SSPE is a horrific potential complication of infection with measles that can arise years after even an uneventful case. No child should have to suffer through it and no parent should have to worry about their child developing it. And although there is no effective cure for the condition, there is a highly safe and effective vaccine which can prevent it.



Posted by Clay Jones

Clay Jones, M.D. is a pediatrician practicing at Newton-Wellesley Hospital in Newton, MA, and a regular contributor to the Science-Based Medicine blog. He primarily cares for healthy newborns and hospitalized children, and devotes his full time to educating pediatric residents and medical students. Dr. Jones first became aware of and interested in the incursion of pseudoscience into his chosen profession while completing his pediatric residency at Vanderbilt Children’s Hospital a decade ago. He has since focused his efforts on teaching the application of critical thinking and scientific skepticism to the practice of pediatric medicine. Dr. Jones has no conflicts of interest to disclose and no ties to the pharmaceutical industry.
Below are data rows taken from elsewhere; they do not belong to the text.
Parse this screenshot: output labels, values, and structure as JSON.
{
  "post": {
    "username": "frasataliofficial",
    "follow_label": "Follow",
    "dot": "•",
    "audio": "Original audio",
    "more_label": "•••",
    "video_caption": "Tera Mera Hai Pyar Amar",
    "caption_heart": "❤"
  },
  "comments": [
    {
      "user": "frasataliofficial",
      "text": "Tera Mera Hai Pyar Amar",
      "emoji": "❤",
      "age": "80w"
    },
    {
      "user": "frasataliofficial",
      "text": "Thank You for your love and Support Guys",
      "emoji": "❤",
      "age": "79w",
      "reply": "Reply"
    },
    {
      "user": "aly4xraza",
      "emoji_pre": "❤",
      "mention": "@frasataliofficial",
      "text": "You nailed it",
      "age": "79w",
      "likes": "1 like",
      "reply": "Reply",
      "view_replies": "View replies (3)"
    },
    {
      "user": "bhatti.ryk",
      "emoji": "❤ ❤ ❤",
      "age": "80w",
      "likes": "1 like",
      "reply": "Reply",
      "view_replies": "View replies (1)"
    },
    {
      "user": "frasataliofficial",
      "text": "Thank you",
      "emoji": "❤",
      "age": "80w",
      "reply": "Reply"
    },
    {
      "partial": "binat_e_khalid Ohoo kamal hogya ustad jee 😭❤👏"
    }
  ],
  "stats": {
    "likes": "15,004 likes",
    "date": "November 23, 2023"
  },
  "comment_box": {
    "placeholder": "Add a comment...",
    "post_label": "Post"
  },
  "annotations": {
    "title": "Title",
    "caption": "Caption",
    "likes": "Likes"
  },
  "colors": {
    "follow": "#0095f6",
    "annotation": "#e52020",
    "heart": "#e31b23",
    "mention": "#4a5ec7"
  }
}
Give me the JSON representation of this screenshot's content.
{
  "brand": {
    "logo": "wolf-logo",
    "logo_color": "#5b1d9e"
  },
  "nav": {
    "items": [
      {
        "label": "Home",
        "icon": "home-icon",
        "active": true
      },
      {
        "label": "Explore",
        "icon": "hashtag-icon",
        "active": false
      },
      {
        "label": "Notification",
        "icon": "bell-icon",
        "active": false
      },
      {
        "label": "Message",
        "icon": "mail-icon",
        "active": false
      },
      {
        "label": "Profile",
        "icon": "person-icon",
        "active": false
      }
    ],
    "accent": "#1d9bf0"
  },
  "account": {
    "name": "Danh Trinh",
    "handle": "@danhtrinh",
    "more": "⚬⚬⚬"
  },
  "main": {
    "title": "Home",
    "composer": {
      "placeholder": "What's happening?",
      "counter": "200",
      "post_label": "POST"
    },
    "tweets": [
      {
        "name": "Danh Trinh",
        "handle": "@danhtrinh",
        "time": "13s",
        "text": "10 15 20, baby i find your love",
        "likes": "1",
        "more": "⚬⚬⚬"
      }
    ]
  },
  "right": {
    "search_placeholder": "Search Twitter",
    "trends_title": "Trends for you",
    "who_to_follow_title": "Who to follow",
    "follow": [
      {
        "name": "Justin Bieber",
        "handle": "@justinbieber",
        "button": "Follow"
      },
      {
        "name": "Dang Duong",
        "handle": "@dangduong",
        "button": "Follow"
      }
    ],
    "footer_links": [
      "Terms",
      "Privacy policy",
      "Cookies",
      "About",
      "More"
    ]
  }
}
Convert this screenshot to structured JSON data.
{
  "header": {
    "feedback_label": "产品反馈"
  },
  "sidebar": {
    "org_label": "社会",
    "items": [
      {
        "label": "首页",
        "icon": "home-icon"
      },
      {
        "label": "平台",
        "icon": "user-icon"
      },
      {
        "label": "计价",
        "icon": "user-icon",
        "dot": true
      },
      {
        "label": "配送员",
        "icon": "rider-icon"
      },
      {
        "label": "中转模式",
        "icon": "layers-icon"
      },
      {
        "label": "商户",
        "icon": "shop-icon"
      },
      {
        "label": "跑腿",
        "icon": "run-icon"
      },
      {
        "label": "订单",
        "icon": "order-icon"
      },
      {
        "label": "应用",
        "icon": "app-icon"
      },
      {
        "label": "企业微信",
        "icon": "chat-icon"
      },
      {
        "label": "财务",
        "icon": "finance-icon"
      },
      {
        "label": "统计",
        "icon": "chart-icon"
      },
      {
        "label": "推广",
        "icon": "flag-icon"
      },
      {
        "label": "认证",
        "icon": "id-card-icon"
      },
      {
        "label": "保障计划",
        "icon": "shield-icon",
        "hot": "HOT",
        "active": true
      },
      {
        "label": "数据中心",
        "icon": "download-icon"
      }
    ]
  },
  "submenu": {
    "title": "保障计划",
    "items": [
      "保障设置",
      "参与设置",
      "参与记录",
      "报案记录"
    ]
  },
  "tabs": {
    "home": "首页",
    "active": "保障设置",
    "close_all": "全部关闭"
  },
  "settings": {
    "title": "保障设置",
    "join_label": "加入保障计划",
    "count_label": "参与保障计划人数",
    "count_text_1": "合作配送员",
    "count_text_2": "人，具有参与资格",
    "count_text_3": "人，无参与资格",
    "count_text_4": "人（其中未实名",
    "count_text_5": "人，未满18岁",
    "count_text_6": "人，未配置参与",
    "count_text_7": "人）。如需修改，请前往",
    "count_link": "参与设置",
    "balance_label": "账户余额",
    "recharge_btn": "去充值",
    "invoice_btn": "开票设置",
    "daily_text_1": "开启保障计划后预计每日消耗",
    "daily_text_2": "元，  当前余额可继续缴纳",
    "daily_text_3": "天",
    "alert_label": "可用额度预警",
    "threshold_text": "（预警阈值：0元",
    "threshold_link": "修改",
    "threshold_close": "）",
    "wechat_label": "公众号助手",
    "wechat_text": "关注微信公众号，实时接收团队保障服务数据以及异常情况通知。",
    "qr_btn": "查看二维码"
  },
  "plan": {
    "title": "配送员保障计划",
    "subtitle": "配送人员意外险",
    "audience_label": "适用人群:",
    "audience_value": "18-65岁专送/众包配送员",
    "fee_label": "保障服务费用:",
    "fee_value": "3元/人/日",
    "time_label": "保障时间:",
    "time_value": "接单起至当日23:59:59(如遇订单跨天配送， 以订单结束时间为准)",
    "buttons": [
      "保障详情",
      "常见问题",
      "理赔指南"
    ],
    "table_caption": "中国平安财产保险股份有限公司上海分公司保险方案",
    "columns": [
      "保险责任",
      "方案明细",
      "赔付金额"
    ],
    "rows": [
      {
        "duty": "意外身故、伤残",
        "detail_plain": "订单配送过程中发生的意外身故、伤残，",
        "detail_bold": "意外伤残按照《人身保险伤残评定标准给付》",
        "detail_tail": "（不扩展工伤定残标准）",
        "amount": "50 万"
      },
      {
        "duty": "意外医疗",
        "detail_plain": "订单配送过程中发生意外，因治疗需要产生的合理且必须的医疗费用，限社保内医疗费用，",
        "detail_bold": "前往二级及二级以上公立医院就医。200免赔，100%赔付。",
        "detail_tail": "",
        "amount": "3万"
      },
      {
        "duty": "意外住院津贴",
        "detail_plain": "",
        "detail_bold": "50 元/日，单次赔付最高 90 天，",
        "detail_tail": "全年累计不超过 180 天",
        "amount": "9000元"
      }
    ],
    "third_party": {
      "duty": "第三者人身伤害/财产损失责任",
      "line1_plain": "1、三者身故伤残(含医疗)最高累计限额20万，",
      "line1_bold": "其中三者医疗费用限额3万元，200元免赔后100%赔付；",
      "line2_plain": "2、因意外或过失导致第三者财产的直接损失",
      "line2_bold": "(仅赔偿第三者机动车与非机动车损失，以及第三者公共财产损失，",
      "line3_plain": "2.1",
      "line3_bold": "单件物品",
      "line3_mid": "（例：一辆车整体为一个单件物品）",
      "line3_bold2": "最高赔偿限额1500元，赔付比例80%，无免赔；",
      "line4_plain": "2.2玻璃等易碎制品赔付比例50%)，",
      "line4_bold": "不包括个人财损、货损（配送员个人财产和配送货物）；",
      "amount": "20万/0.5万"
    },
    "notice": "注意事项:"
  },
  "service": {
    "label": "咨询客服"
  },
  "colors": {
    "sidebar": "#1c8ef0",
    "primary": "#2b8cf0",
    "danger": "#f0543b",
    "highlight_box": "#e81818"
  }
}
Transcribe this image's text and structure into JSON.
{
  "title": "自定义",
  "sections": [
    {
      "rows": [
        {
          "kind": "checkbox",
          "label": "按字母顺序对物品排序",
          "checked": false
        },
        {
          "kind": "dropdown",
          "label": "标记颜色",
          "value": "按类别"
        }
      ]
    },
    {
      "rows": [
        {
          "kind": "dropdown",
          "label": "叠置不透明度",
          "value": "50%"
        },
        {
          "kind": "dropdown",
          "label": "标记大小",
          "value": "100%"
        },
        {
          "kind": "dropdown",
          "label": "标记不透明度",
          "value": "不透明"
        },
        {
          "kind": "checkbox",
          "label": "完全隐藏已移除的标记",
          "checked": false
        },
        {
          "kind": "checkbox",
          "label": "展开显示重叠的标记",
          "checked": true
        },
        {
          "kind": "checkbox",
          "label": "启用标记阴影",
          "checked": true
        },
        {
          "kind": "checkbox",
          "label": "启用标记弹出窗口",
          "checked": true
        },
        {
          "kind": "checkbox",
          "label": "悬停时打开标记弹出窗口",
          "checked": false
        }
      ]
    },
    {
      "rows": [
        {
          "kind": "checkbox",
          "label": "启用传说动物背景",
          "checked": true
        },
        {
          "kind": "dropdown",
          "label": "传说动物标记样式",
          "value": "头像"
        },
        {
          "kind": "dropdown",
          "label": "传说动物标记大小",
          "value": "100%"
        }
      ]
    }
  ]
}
He can be found on Twitter as @skepticpedi and is the co-host of The Prism Podcast with fellow SBM contributor Grant Ritchey.